AUTHORITY by Jeff Vandermeer — a Review

AUTHORITY is the second book in Jeff VanderMeer’s Southern Reach trilogy (the first, ANNIHILATION was reviewed here.). AUTHORITY refocuses the weirdness not on Area X, but on the Southern Reach, the highly classified and highly dysfunctional government agency charged with investigating the area. In ANNIHILATION, readers received glimpses of failure and confusion. In AUTHORITY, readers learn just how broken the agency–and those who work within it–are.

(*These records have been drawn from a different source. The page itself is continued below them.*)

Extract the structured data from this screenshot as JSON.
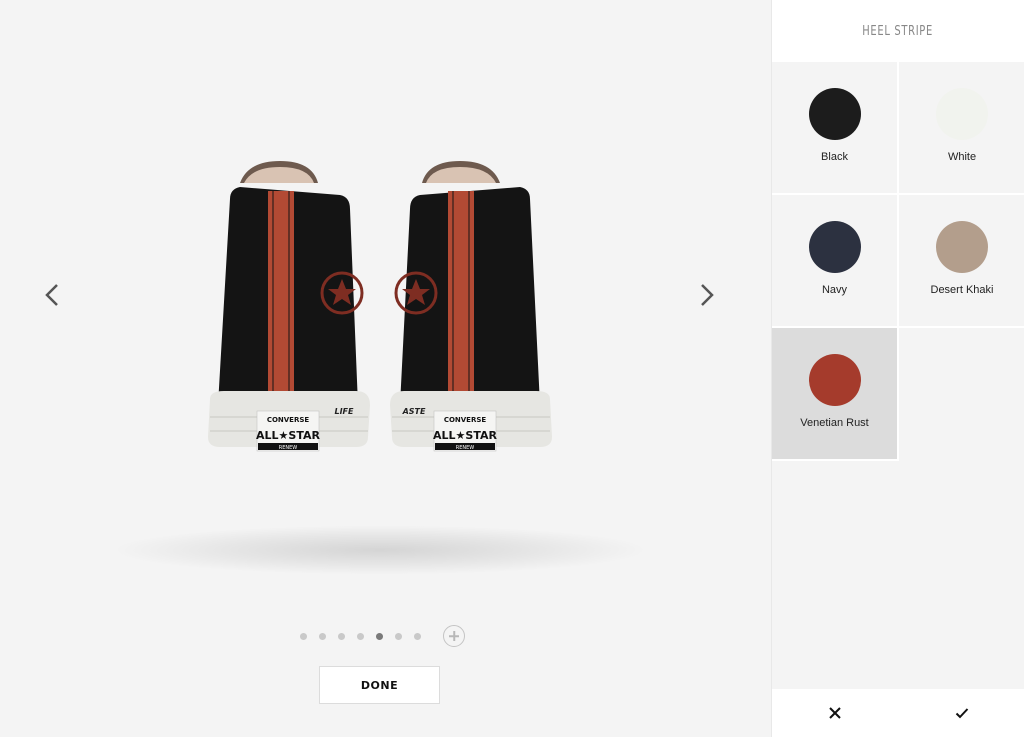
{
  "panel": {
    "title": "HEEL STRIPE",
    "swatches": [
      {
        "label": "Black",
        "color": "#1c1c1c",
        "selected": false
      },
      {
        "label": "White",
        "color": "#f1f3ee",
        "selected": false
      },
      {
        "label": "Navy",
        "color": "#2c3140",
        "selected": false
      },
      {
        "label": "Desert Khaki",
        "color": "#b39e8c",
        "selected": false
      },
      {
        "label": "Venetian Rust",
        "color": "#a53b2c",
        "selected": true
      }
    ],
    "cancel_icon": "close-icon",
    "confirm_icon": "check-icon"
  },
  "viewer": {
    "prev_icon": "chevron-left-icon",
    "next_icon": "chevron-right-icon",
    "pager": {
      "count": 7,
      "active_index": 4,
      "add_icon": "plus-icon"
    },
    "done_label": "DONE",
    "shoe": {
      "upper_color": "#141414",
      "stripe_color": "#b34a34",
      "sole_color": "#e6e6e2",
      "heel_label_lines": [
        "CONVERSE",
        "ALL★STAR",
        "RENEW"
      ],
      "side_text_left": "LIFE",
      "side_text_right": "ASTE"
    }
  }
}
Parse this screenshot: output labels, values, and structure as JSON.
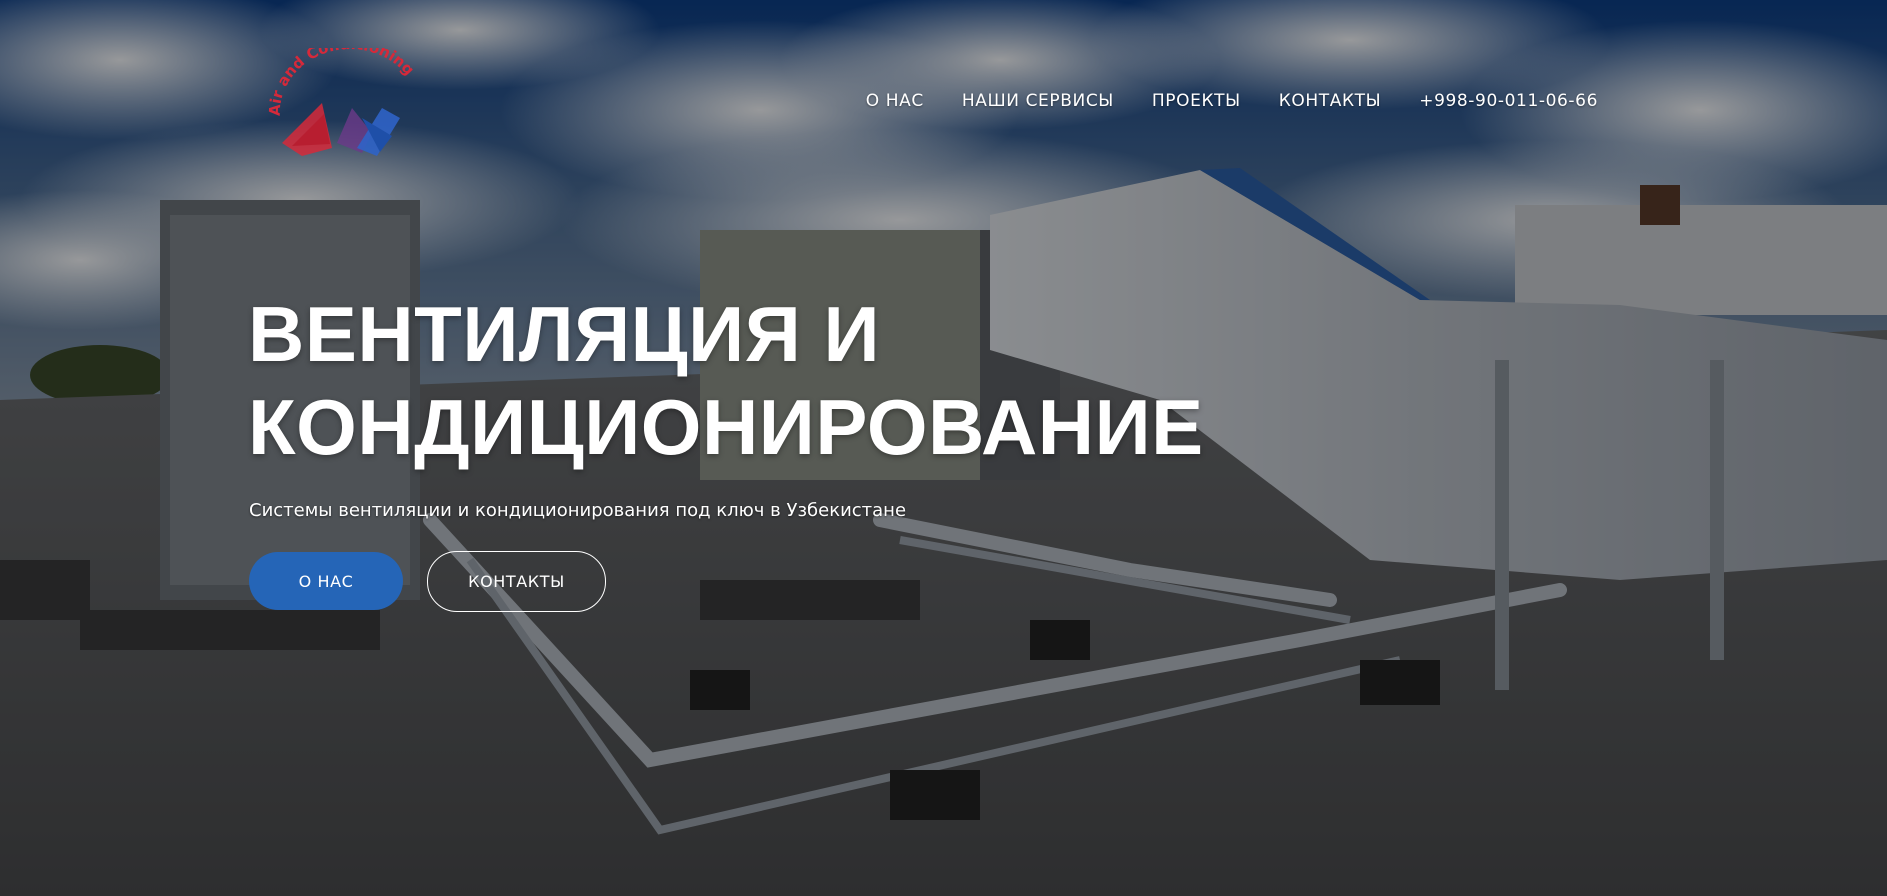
{
  "logo": {
    "text": "Air and Conditioning",
    "red": "#d6293a",
    "blue": "#2f63c6"
  },
  "nav": {
    "items": [
      {
        "label": "О НАС"
      },
      {
        "label": "НАШИ СЕРВИСЫ"
      },
      {
        "label": "ПРОЕКТЫ"
      },
      {
        "label": "КОНТАКТЫ"
      },
      {
        "label": "+998-90-011-06-66"
      }
    ]
  },
  "hero": {
    "title_line1": "ВЕНТИЛЯЦИЯ И",
    "title_line2": "КОНДИЦИОНИРОВАНИЕ",
    "subtitle": "Системы вентиляции и кондиционирования под ключ в Узбекистане",
    "primary_button": "О НАС",
    "secondary_button": "КОНТАКТЫ"
  },
  "colors": {
    "accent": "#2565b7",
    "text": "#ffffff"
  }
}
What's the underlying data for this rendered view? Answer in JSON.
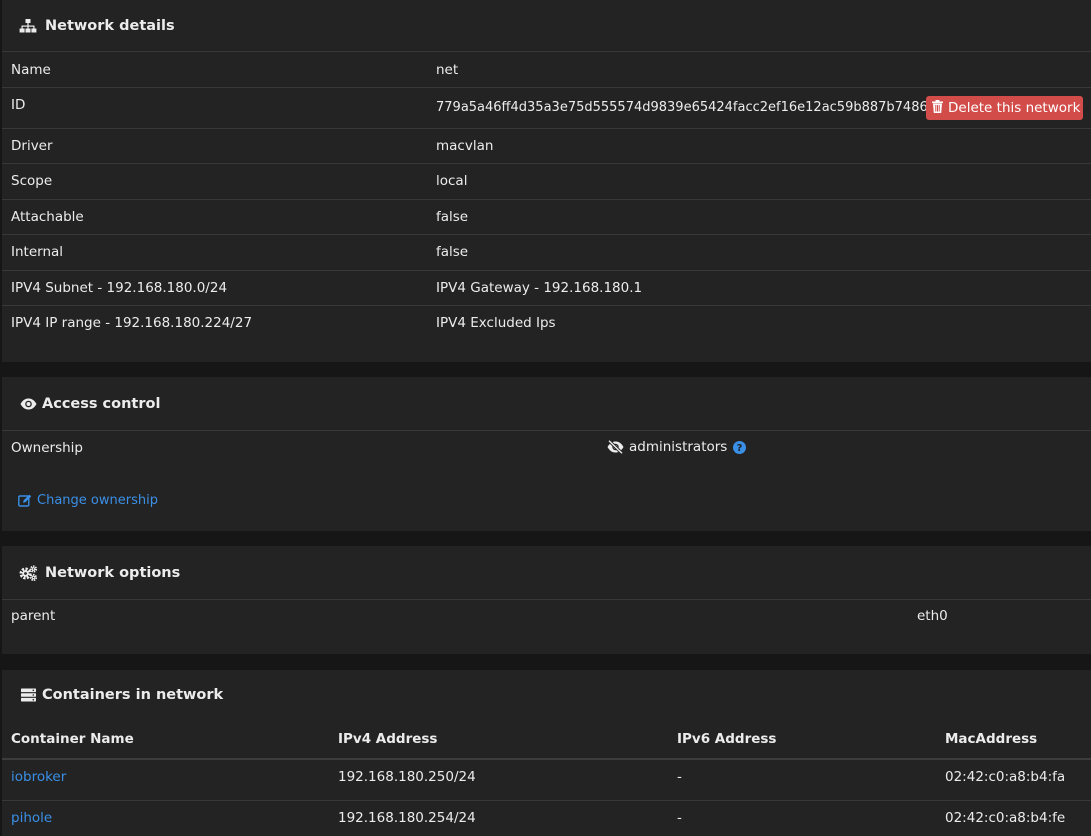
{
  "network_details": {
    "title": "Network details",
    "rows": [
      {
        "label": "Name",
        "value": "net"
      },
      {
        "label": "ID",
        "value": "779a5a46ff4d35a3e75d555574d9839e65424facc2ef16e12ac59b887b74860c"
      },
      {
        "label": "Driver",
        "value": "macvlan"
      },
      {
        "label": "Scope",
        "value": "local"
      },
      {
        "label": "Attachable",
        "value": "false"
      },
      {
        "label": "Internal",
        "value": "false"
      },
      {
        "label": "IPV4 Subnet - 192.168.180.0/24",
        "value": "IPV4 Gateway - 192.168.180.1"
      },
      {
        "label": "IPV4 IP range - 192.168.180.224/27",
        "value": "IPV4 Excluded Ips"
      }
    ],
    "delete_label": "Delete this network"
  },
  "access_control": {
    "title": "Access control",
    "ownership_label": "Ownership",
    "ownership_value": "administrators",
    "change_label": "Change ownership"
  },
  "network_options": {
    "title": "Network options",
    "rows": [
      {
        "key": "parent",
        "value": "eth0"
      }
    ]
  },
  "containers": {
    "title": "Containers in network",
    "columns": [
      "Container Name",
      "IPv4 Address",
      "IPv6 Address",
      "MacAddress"
    ],
    "rows": [
      {
        "name": "iobroker",
        "ipv4": "192.168.180.250/24",
        "ipv6": "-",
        "mac": "02:42:c0:a8:b4:fa"
      },
      {
        "name": "pihole",
        "ipv4": "192.168.180.254/24",
        "ipv6": "-",
        "mac": "02:42:c0:a8:b4:fe"
      }
    ]
  },
  "colors": {
    "background": "#161616",
    "panel": "#232323",
    "link": "#3a8fe6",
    "danger": "#d24d4a",
    "help": "#3a8fe6"
  },
  "icons": [
    "sitemap-icon",
    "eye-icon",
    "trash-icon",
    "eye-slash-icon",
    "question-circle-icon",
    "edit-icon",
    "cogs-icon",
    "server-icon"
  ]
}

What should be a cutting edge agency staffed with the best and the brightest has become a stagnant backwater filled with parasites and killers. If it sounds like I’m drawing parallels between the Southern Reach and Area X, you’re right. And these parallels pepper AUTHORITY. Whereas ANNIHILATION told the story of the Biologist by bouncing between her past and present, AUTHORITY tells the story of Control in the same manner. Whereas expedition members are irrevocably damaged by Area X, never to again reemerge as their original selves, so too does the Southern Reach infect and break its staff. Just as the Biologist discovered Area X was nothing like she had been prepared for and that she was the victim of countless lies and manipulations, so too does Control discover this about the Southern Reach.

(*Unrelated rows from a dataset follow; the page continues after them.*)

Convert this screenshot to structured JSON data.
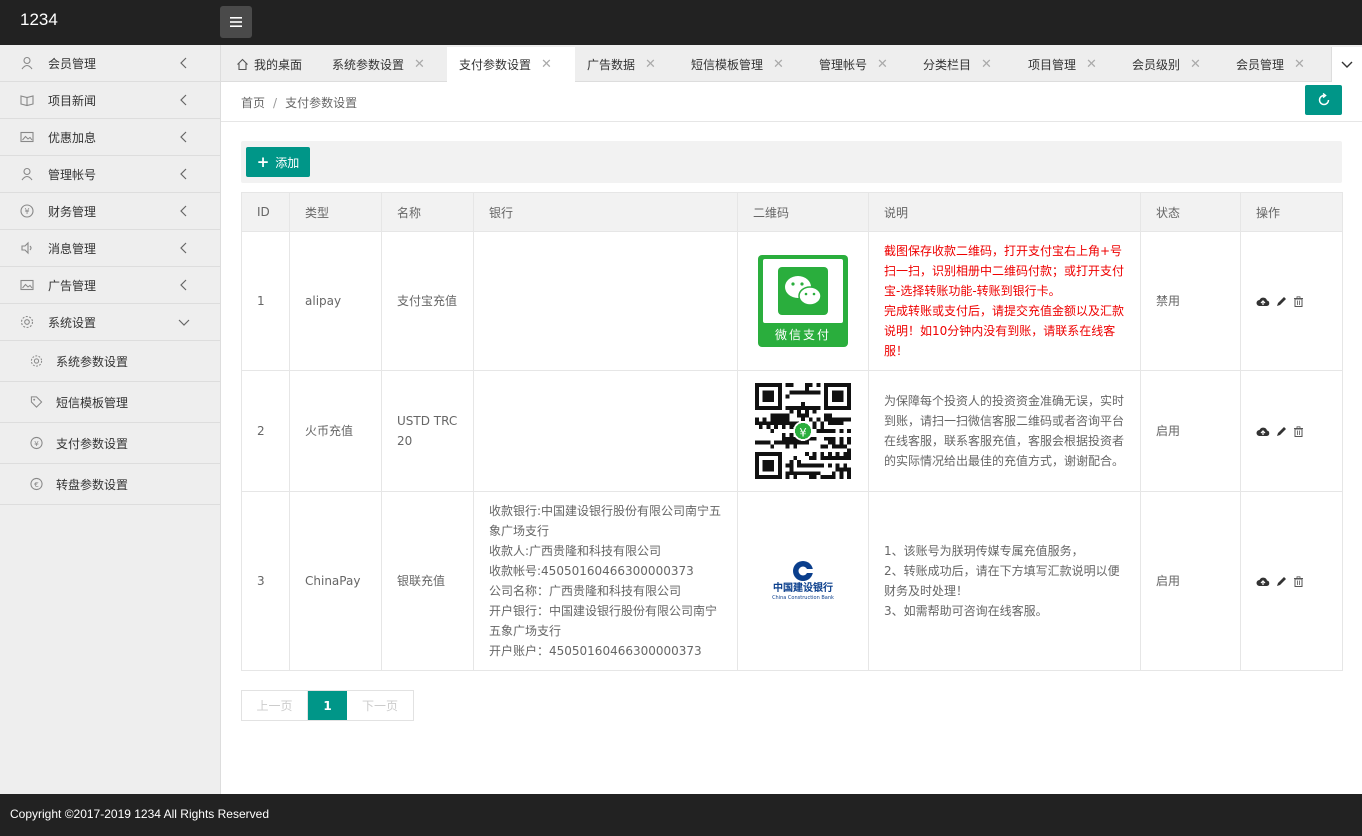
{
  "app": {
    "logo": "1234"
  },
  "sidebar": {
    "items": [
      {
        "label": "会员管理",
        "icon": "user-icon"
      },
      {
        "label": "项目新闻",
        "icon": "book-icon"
      },
      {
        "label": "优惠加息",
        "icon": "picture-icon"
      },
      {
        "label": "管理帐号",
        "icon": "user-icon"
      },
      {
        "label": "财务管理",
        "icon": "yen-icon"
      },
      {
        "label": "消息管理",
        "icon": "speaker-icon"
      },
      {
        "label": "广告管理",
        "icon": "picture-icon"
      },
      {
        "label": "系统设置",
        "icon": "gear-icon"
      }
    ],
    "subitems": [
      {
        "label": "系统参数设置",
        "icon": "gear-icon"
      },
      {
        "label": "短信模板管理",
        "icon": "tag-icon"
      },
      {
        "label": "支付参数设置",
        "icon": "yen-icon"
      },
      {
        "label": "转盘参数设置",
        "icon": "euro-icon"
      }
    ]
  },
  "tabs": [
    {
      "label": "我的桌面",
      "home": true
    },
    {
      "label": "系统参数设置"
    },
    {
      "label": "支付参数设置",
      "active": true
    },
    {
      "label": "广告数据"
    },
    {
      "label": "短信模板管理"
    },
    {
      "label": "管理帐号"
    },
    {
      "label": "分类栏目"
    },
    {
      "label": "项目管理"
    },
    {
      "label": "会员级别"
    },
    {
      "label": "会员管理"
    }
  ],
  "tab_close": "✕",
  "breadcrumb": {
    "home": "首页",
    "sep": "/",
    "current": "支付参数设置"
  },
  "toolbar": {
    "add_label": "添加",
    "add_icon": "+"
  },
  "table": {
    "headers": [
      "ID",
      "类型",
      "名称",
      "银行",
      "二维码",
      "说明",
      "状态",
      "操作"
    ],
    "rows": [
      {
        "id": "1",
        "type": "alipay",
        "name": "支付宝充值",
        "bank": [],
        "qr": "wechat-pay",
        "qr_text": "微信支付",
        "desc": [
          "截图保存收款二维码，打开支付宝右上角+号扫一扫，识别相册中二维码付款；或打开支付宝-选择转账功能-转账到银行卡。",
          "完成转账或支付后，请提交充值金额以及汇款说明！如10分钟内没有到账，请联系在线客服！"
        ],
        "desc_red": true,
        "status": "禁用"
      },
      {
        "id": "2",
        "type": "火币充值",
        "name": "USTD TRC 20",
        "bank": [],
        "qr": "qr-code",
        "desc": [
          "为保障每个投资人的投资资金准确无误，实时到账，请扫一扫微信客服二维码或者咨询平台在线客服，联系客服充值，客服会根据投资者的实际情况给出最佳的充值方式，谢谢配合。"
        ],
        "desc_red": false,
        "status": "启用"
      },
      {
        "id": "3",
        "type": "ChinaPay",
        "name": "银联充值",
        "bank": [
          "收款银行:中国建设银行股份有限公司南宁五象广场支行",
          "收款人:广西贵隆和科技有限公司",
          "收款帐号:45050160466300000373",
          "公司名称：广西贵隆和科技有限公司",
          "开户银行：中国建设银行股份有限公司南宁五象广场支行",
          "开户账户：45050160466300000373"
        ],
        "qr": "ccb-logo",
        "qr_text": "中国建设银行",
        "qr_subtext": "China Construction Bank",
        "desc": [
          "1、该账号为朕玥传媒专属充值服务，",
          "2、转账成功后，请在下方填写汇款说明以便财务及时处理！",
          "3、如需帮助可咨询在线客服。"
        ],
        "desc_red": false,
        "status": "启用"
      }
    ]
  },
  "pager": {
    "prev": "上一页",
    "current": "1",
    "next": "下一页"
  },
  "footer": {
    "copyright": "Copyright ©2017-2019 1234 All Rights Reserved"
  },
  "colors": {
    "accent": "#009688",
    "header": "#222222",
    "sidebar": "#eeeeee",
    "alert": "#ee0000"
  }
}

It’s a shame then that Control is the newly appointed head of the Southern Reach. Control has been tasked with not only fixing the Southern Reach, but also determining exactly what happened to the previous Director. Like the Biologist’s struggle, Control works not only to uncover what has been concealed, but to make sense of something that can likely never be understood, managed, or contained: Area X.

Area X continues to be this looming presence that confounds, warps, and infects–not only Control, but those around him at the Southern Reach. Will he fix the agency, or is it beyond repair? Is his career in the same state? Is he?

Whereas ANNIHILATION was a story of a beautiful, if dangerous and strange, wilderness, AUTHORITY is the story of a dangerous and strange bureaucracy. Strangled by cover stories and smothered by levels of classification, one quickly realizes that it is facing a losing battle against Area X. And so AUTHORITY carries over the tragic, strange tones of ANNIHILATION. By the end of the book, readers will experience the same sort of dreamy terror found in ANNIHILATION.

Ultimately, I think that is what makes AUTHORITY so successful. It begins in a very different place than ANNIHILATION, and yet with page after page, the sense of weird, of dread, of claustrophobia increases. It’s unsettling in a way that might make readers recall Kafka…only with Area X.

VanderMeer continues to shine as well. His writing is subtle and careful, but as the story progresses, it starts to loop inward, recalling information and twisting it, revealing more. These elements come faster and faster, until the loop becomes a downward spiral, heading for a tragic end. And yet, I couldn’t stop reading. Like Area X, VanderMeer draws me in, and I can’t escape. I can’t wait for book 3, ACCEPTANCE, due out in September.